Friday, March 04, 2005

David Eddings, The Belgariad (Pawn of Prophecy, Queen of Sorcery, Magician's Gambit, Castle of Wizardry, Enchanter's Endgame), early to mid 1980s.

Read whilst in Cuba.

After returning, I reread the Mallorean (Guardians of the West, King of the Murgos, Demon Lord of Karanda, Sorceress of Darshiva, Seeress of Kell), 1987ish-1992ish.

So. Why reread Eddings? I reread for the Belgariad for the umpteenth time whilst in Cuba. It was something light and fluffy for the trip that I knew that I'd enjoy, and the books were ones I'd not cry over if I lost. Part of the point of the trip was to turn my brain off for a space, after all. I reread the Mallorean upon my return because I wanted to remember the end of the story.

So. A few thoughts about Eddings?
David & Leigh do some things very, very well. The books are funny and light, and they often do get to thinking about some slightly interesting issues--why religion can overwhelm rational thought in some people, for instance--although the issues get too far short a shrift, and are vastly oversimplified. These books are good pulp, and that alone is enough to make me happy.

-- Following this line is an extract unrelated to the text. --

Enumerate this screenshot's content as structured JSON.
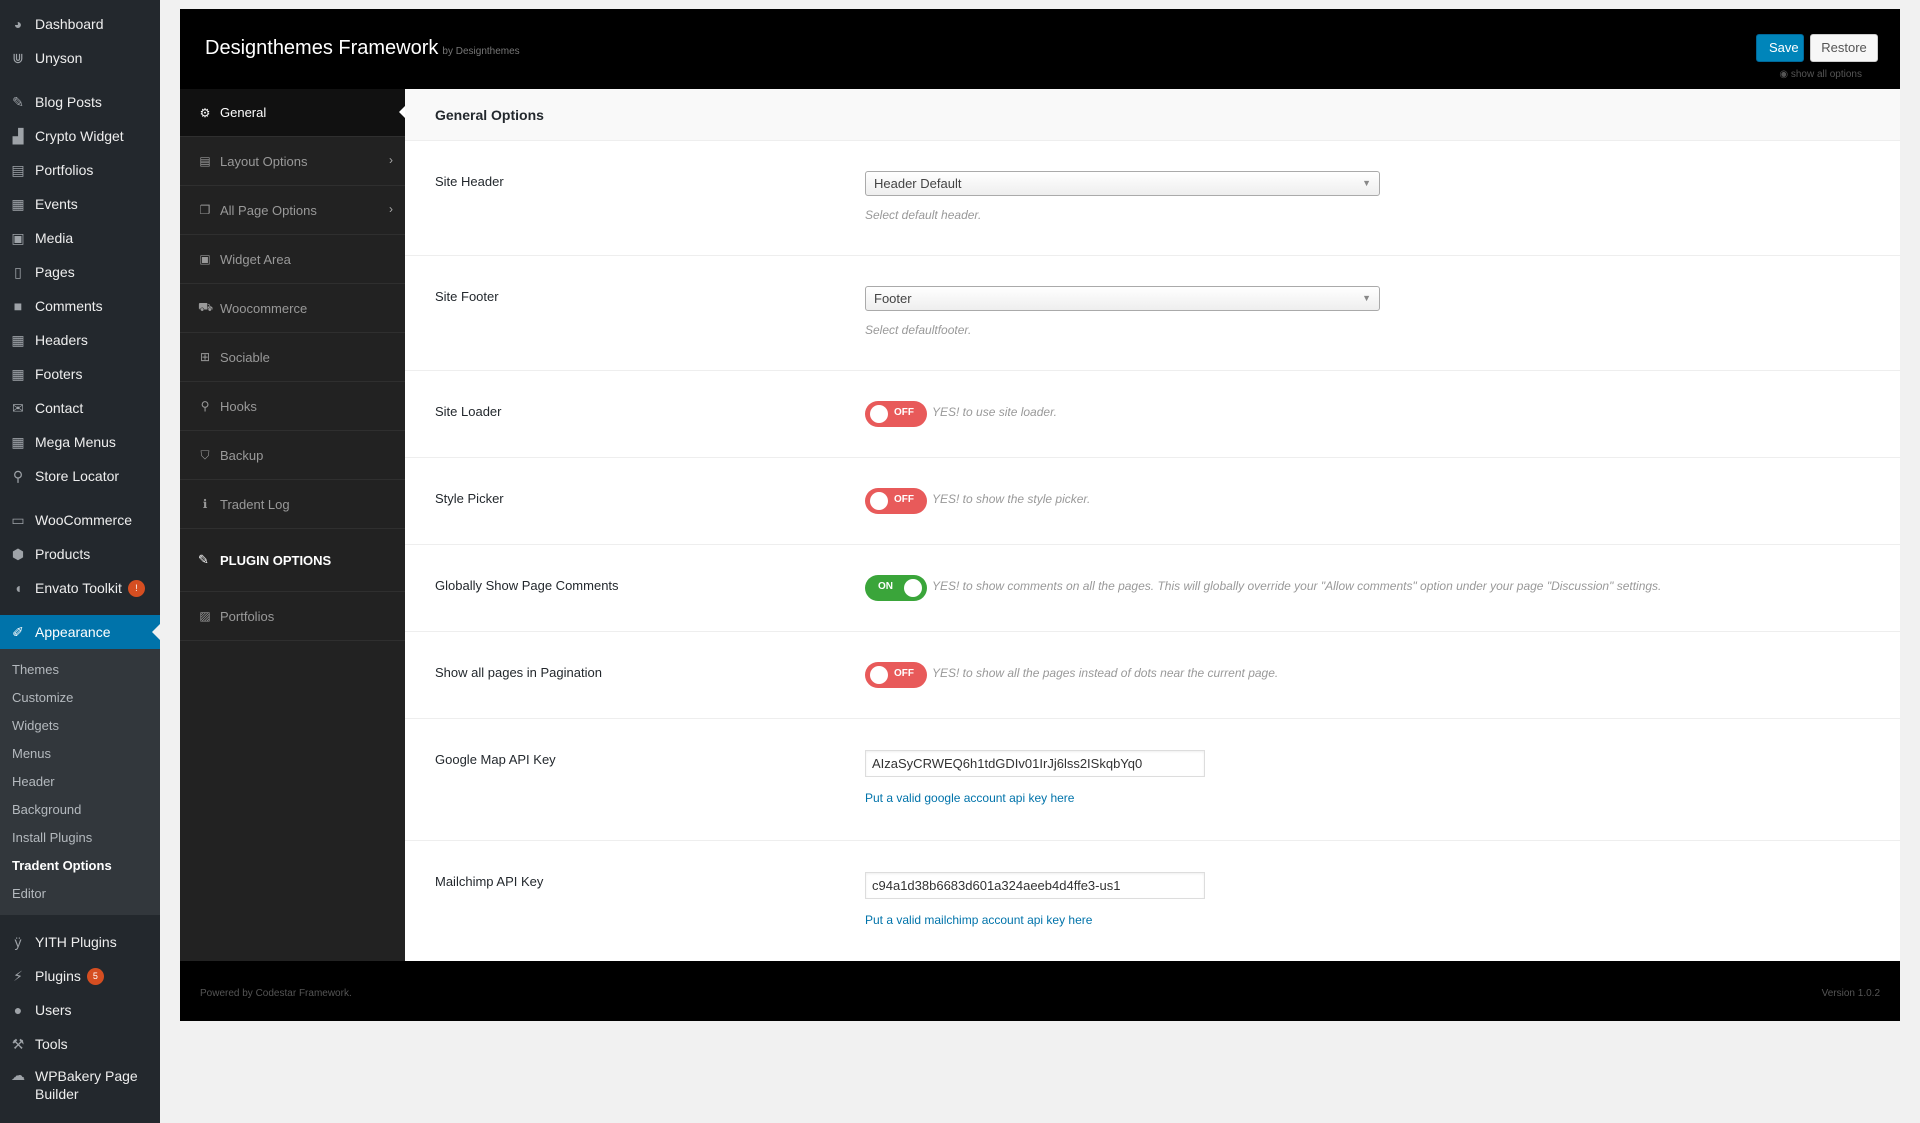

My one criticism is far from new. Like all series of this length, or like authors who spend too much time with characters that are all basically the same--I'm thinking of Heinlein, here--the characters lose individuality as the series progress. The characters, more and more, all start to act in the same ways as one another, and they tend to start speaking exactly like every other character. Different people sound different, and they act differently. Let's remember that, authorial folk.

The one thing that I'd point to that's done beautifully throughout both series is the way magic works in the books: "the will and the word." The sorcerer gathers his or her will for an action, and then speaks, calling for the action to take place. The action is typically something that isn't hugely possible in an ordinary sense, and makes noise audible to other people capable of magic. The sorcerer has to understand how to do what he or she wills done. This conception of magic is simple, but strikes me as fairly profound, because it concisely captures our desire for magic and how it should work.

At any rate, the books aren't as spectacularly novel as Tolkien's oeuvre, or Lewis's Narnia, but they offer a fun world in which to spend a few hours. I like going back there from time to time, but this time--while I enjoyed my time there--I don't really feel as though I'm likely to want to go back. I'm going to have to think about why that is.